# Brief
Say how many lines of the material include "JSON". Give the number without any other text.

# Record set
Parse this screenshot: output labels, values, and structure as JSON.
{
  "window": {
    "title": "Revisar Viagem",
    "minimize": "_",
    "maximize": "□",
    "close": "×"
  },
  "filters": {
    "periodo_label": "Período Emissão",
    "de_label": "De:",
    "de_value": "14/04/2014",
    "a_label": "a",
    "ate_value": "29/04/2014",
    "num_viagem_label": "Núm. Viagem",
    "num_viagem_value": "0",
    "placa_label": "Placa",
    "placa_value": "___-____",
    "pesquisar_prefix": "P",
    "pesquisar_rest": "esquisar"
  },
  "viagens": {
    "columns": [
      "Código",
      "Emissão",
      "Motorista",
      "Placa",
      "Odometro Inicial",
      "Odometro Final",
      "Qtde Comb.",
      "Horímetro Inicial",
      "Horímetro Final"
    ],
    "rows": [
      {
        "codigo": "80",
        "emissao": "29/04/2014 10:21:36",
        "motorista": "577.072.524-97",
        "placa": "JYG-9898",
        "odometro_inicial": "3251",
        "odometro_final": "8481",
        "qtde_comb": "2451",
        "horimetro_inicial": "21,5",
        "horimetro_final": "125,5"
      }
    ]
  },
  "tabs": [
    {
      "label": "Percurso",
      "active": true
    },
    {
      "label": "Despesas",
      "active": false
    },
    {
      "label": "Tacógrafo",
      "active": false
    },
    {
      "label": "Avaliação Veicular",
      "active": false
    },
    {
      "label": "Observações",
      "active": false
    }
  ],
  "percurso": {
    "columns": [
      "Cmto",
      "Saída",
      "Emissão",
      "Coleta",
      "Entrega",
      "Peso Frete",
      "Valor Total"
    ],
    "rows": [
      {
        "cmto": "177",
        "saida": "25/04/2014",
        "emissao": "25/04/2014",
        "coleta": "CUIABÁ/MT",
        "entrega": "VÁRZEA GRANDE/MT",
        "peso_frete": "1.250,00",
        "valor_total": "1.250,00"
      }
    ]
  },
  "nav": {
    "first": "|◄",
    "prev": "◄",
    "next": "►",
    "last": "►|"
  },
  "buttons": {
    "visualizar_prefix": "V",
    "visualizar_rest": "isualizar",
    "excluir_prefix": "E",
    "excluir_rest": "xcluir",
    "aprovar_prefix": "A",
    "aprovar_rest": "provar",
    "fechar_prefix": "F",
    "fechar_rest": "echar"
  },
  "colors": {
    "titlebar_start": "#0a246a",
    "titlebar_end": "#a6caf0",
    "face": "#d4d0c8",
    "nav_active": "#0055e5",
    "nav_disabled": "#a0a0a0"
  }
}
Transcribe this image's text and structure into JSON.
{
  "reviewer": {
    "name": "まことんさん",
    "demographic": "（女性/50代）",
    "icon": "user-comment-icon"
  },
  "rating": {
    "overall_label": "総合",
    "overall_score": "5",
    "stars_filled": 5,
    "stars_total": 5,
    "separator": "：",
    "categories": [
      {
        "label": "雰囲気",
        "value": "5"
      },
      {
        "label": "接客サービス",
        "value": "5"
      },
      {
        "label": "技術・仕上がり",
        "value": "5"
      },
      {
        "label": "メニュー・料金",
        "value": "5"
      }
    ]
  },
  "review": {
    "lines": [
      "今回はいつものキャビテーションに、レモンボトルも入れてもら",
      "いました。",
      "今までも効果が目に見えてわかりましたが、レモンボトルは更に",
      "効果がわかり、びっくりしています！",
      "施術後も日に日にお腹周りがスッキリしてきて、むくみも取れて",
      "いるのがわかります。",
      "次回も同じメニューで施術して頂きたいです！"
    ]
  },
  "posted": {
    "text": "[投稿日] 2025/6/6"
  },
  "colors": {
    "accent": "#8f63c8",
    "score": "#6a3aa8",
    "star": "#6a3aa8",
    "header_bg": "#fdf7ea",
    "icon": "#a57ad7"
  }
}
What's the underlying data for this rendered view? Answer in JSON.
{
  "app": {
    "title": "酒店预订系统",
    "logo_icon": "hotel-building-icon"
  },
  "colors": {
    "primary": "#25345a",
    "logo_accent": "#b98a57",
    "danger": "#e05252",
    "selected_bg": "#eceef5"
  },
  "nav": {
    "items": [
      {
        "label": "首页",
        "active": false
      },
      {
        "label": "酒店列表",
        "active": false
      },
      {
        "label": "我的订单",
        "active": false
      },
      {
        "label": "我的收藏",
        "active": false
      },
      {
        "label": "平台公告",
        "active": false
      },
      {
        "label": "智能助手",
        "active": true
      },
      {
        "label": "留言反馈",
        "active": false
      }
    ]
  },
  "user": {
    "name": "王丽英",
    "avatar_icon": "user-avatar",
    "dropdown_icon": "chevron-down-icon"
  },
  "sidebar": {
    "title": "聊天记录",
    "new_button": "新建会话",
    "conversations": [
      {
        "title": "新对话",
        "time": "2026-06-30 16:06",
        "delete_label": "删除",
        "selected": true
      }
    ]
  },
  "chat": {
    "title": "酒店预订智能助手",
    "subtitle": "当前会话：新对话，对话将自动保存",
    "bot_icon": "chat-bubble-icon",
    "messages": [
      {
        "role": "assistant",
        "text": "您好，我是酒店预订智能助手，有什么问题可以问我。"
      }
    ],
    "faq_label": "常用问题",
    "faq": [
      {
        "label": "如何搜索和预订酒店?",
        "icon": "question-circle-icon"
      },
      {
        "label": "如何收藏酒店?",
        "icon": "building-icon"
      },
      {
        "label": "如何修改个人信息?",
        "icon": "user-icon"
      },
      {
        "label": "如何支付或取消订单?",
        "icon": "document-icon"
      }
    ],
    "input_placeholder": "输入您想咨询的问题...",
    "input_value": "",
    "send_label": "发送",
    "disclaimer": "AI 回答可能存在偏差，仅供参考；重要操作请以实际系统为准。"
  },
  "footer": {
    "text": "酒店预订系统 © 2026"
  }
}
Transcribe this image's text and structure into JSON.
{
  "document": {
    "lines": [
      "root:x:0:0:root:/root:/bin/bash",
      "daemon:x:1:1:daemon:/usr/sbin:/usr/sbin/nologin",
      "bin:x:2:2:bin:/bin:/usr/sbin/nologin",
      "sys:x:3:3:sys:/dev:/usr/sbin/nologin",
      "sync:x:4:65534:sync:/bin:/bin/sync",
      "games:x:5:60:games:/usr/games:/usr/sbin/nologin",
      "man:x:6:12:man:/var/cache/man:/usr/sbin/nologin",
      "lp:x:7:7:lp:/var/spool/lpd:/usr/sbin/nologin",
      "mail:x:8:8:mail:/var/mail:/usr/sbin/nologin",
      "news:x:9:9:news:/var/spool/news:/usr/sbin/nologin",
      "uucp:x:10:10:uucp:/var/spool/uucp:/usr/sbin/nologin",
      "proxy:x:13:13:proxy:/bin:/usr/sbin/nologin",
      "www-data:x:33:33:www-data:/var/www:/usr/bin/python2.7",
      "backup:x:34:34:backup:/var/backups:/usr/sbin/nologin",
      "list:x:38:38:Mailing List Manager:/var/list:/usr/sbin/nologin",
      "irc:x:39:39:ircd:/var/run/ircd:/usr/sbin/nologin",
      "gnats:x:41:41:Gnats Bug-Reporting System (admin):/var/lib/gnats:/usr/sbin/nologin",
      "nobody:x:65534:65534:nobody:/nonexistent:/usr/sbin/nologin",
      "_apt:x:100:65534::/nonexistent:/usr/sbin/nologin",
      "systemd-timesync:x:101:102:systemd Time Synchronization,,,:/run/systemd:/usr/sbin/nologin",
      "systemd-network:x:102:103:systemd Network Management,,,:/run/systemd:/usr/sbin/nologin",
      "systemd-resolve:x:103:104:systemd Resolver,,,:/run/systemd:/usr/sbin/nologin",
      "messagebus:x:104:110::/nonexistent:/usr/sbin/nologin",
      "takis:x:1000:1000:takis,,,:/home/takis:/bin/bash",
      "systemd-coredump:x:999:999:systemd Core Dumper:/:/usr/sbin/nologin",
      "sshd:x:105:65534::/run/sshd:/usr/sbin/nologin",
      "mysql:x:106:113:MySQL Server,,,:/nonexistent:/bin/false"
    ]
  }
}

# Solution
4